● TASK PROMPT
Lines from the entries below that hold "components" form the answer; copy all of them.

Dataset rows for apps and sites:
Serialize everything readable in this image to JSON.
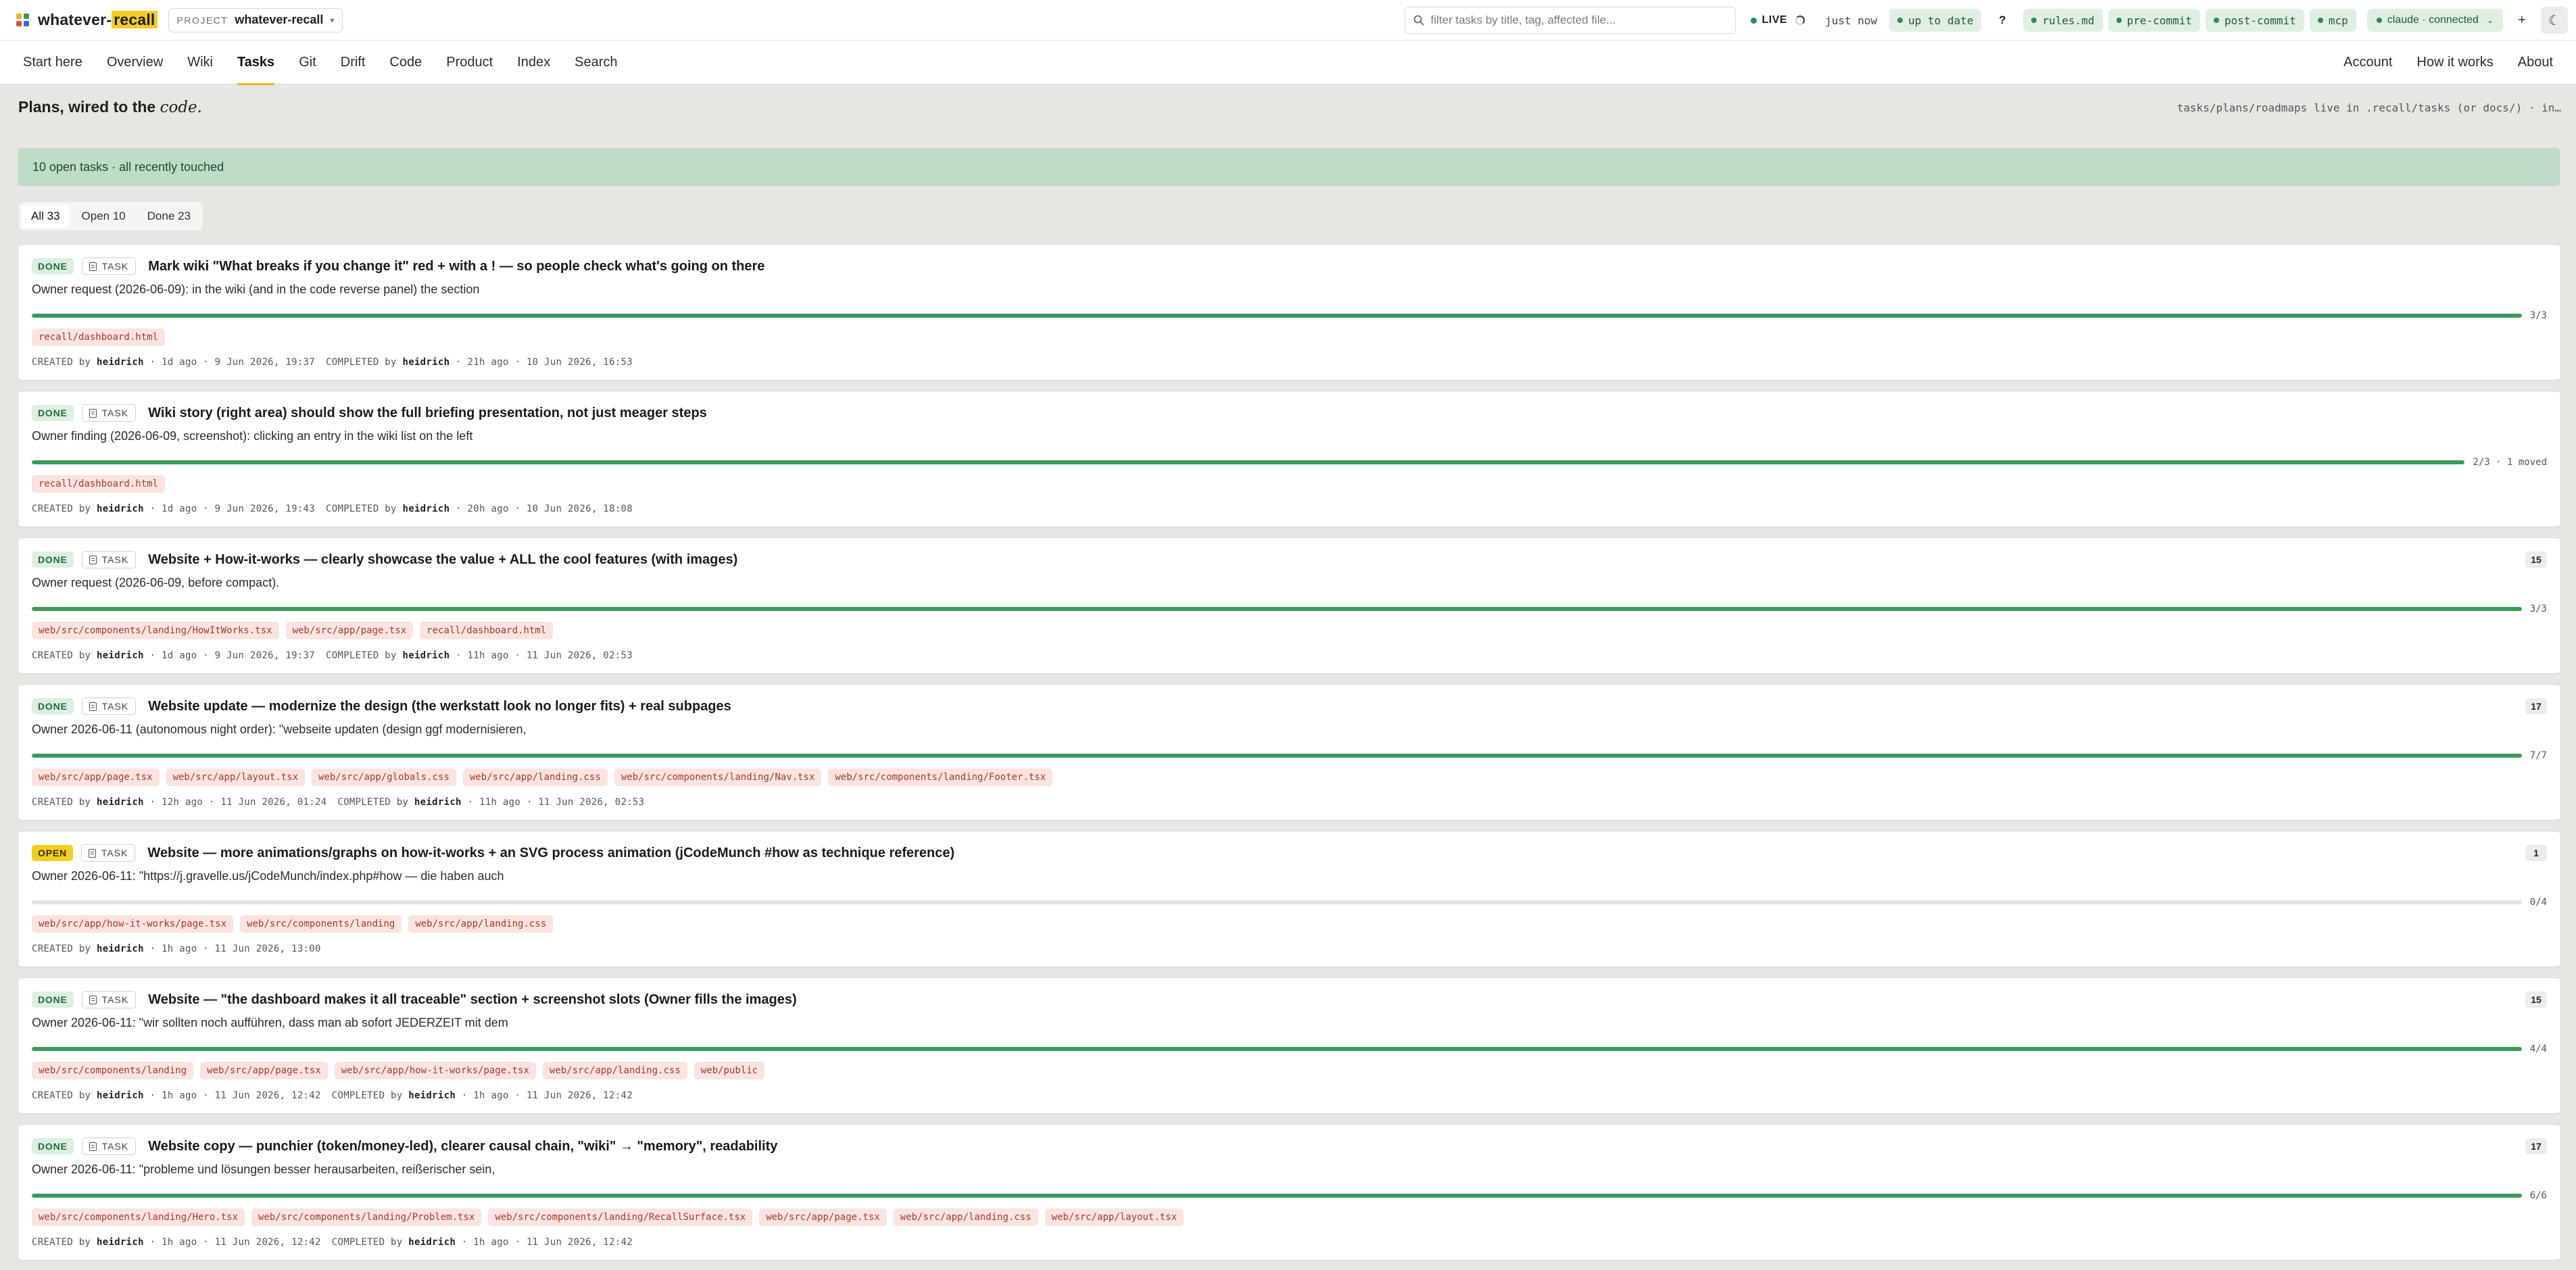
{
  "app": {
    "name_plain": "whatever-",
    "name_highlight": "recall",
    "project_label": "PROJECT",
    "project_name": "whatever-recall",
    "logo_colors": [
      "#e8b820",
      "#3c9a5a",
      "#d2553a",
      "#2f6fba"
    ]
  },
  "header": {
    "search_placeholder": "filter tasks by title, tag, affected file...",
    "live_label": "LIVE",
    "updated": "just now",
    "chips": [
      "up to date",
      "rules.md",
      "pre-commit",
      "post-commit",
      "mcp"
    ],
    "help": "?",
    "claude_status": "claude · connected",
    "plus_icon": "+",
    "theme_icon": "☾"
  },
  "nav": {
    "items": [
      "Start here",
      "Overview",
      "Wiki",
      "Tasks",
      "Git",
      "Drift",
      "Code",
      "Product",
      "Index",
      "Search"
    ],
    "right": [
      "Account",
      "How it works",
      "About"
    ]
  },
  "page": {
    "title_plain": "Plans, wired to the ",
    "title_italic": "code.",
    "hint": "tasks/plans/roadmaps live in .recall/tasks (or docs/) · in…",
    "banner": "10 open tasks · all recently touched",
    "filters": [
      "All 33",
      "Open 10",
      "Done 23"
    ]
  },
  "kind_label": "TASK",
  "tasks": [
    {
      "status": "DONE",
      "title": "Mark wiki \"What breaks if you change it\" red + with a ! — so people check what's going on there",
      "description": "Owner request (2026-06-09): in the wiki (and in the code reverse panel) the section",
      "progress": 1.0,
      "progress_label": "3/3",
      "count": "",
      "files": [
        "recall/dashboard.html"
      ],
      "created_by": "heidrich",
      "created_when": "1d ago · 9 Jun 2026, 19:37",
      "completed_by": "heidrich",
      "completed_when": "21h ago · 10 Jun 2026, 16:53"
    },
    {
      "status": "DONE",
      "title": "Wiki story (right area) should show the full briefing presentation, not just meager steps",
      "description": "Owner finding (2026-06-09, screenshot): clicking an entry in the wiki list on the left",
      "progress": 1.0,
      "progress_label": "2/3 · 1 moved",
      "count": "",
      "files": [
        "recall/dashboard.html"
      ],
      "created_by": "heidrich",
      "created_when": "1d ago · 9 Jun 2026, 19:43",
      "completed_by": "heidrich",
      "completed_when": "20h ago · 10 Jun 2026, 18:08"
    },
    {
      "status": "DONE",
      "title": "Website + How-it-works — clearly showcase the value + ALL the cool features (with images)",
      "description": "Owner request (2026-06-09, before compact).",
      "progress": 1.0,
      "progress_label": "3/3",
      "count": "15",
      "files": [
        "web/src/components/landing/HowItWorks.tsx",
        "web/src/app/page.tsx",
        "recall/dashboard.html"
      ],
      "created_by": "heidrich",
      "created_when": "1d ago · 9 Jun 2026, 19:37",
      "completed_by": "heidrich",
      "completed_when": "11h ago · 11 Jun 2026, 02:53"
    },
    {
      "status": "DONE",
      "title": "Website update — modernize the design (the werkstatt look no longer fits) + real subpages",
      "description": "Owner 2026-06-11 (autonomous night order): \"webseite updaten (design ggf modernisieren,",
      "progress": 1.0,
      "progress_label": "7/7",
      "count": "17",
      "files": [
        "web/src/app/page.tsx",
        "web/src/app/layout.tsx",
        "web/src/app/globals.css",
        "web/src/app/landing.css",
        "web/src/components/landing/Nav.tsx",
        "web/src/components/landing/Footer.tsx"
      ],
      "created_by": "heidrich",
      "created_when": "12h ago · 11 Jun 2026, 01:24",
      "completed_by": "heidrich",
      "completed_when": "11h ago · 11 Jun 2026, 02:53"
    },
    {
      "status": "OPEN",
      "title": "Website — more animations/graphs on how-it-works + an SVG process animation (jCodeMunch #how as technique reference)",
      "description": "Owner 2026-06-11: \"https://j.gravelle.us/jCodeMunch/index.php#how — die haben auch",
      "progress": 0.0,
      "progress_label": "0/4",
      "count": "1",
      "files": [
        "web/src/app/how-it-works/page.tsx",
        "web/src/components/landing",
        "web/src/app/landing.css"
      ],
      "created_by": "heidrich",
      "created_when": "1h ago · 11 Jun 2026, 13:00",
      "completed_by": "",
      "completed_when": ""
    },
    {
      "status": "DONE",
      "title": "Website — \"the dashboard makes it all traceable\" section + screenshot slots (Owner fills the images)",
      "description": "Owner 2026-06-11: \"wir sollten noch aufführen, dass man ab sofort JEDERZEIT mit dem",
      "progress": 1.0,
      "progress_label": "4/4",
      "count": "15",
      "files": [
        "web/src/components/landing",
        "web/src/app/page.tsx",
        "web/src/app/how-it-works/page.tsx",
        "web/src/app/landing.css",
        "web/public"
      ],
      "created_by": "heidrich",
      "created_when": "1h ago · 11 Jun 2026, 12:42",
      "completed_by": "heidrich",
      "completed_when": "1h ago · 11 Jun 2026, 12:42"
    },
    {
      "status": "DONE",
      "title": "Website copy — punchier (token/money-led), clearer causal chain, \"wiki\" → \"memory\", readability",
      "description": "Owner 2026-06-11: \"probleme und lösungen besser herausarbeiten, reißerischer sein,",
      "progress": 1.0,
      "progress_label": "6/6",
      "count": "17",
      "files": [
        "web/src/components/landing/Hero.tsx",
        "web/src/components/landing/Problem.tsx",
        "web/src/components/landing/RecallSurface.tsx",
        "web/src/app/page.tsx",
        "web/src/app/landing.css",
        "web/src/app/layout.tsx"
      ],
      "created_by": "heidrich",
      "created_when": "1h ago · 11 Jun 2026, 12:42",
      "completed_by": "heidrich",
      "completed_when": "1h ago · 11 Jun 2026, 12:42"
    }
  ]
}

● THE COMPLETED TASK
        "web/src/components/landing/HowItWorks.tsx",
        "web/src/components/landing/Nav.tsx",
        "web/src/components/landing/Footer.tsx"
        "web/src/components/landing",
        "web/src/components/landing",
        "web/src/components/landing/Hero.tsx",
        "web/src/components/landing/Problem.tsx",
        "web/src/components/landing/RecallSurface.tsx",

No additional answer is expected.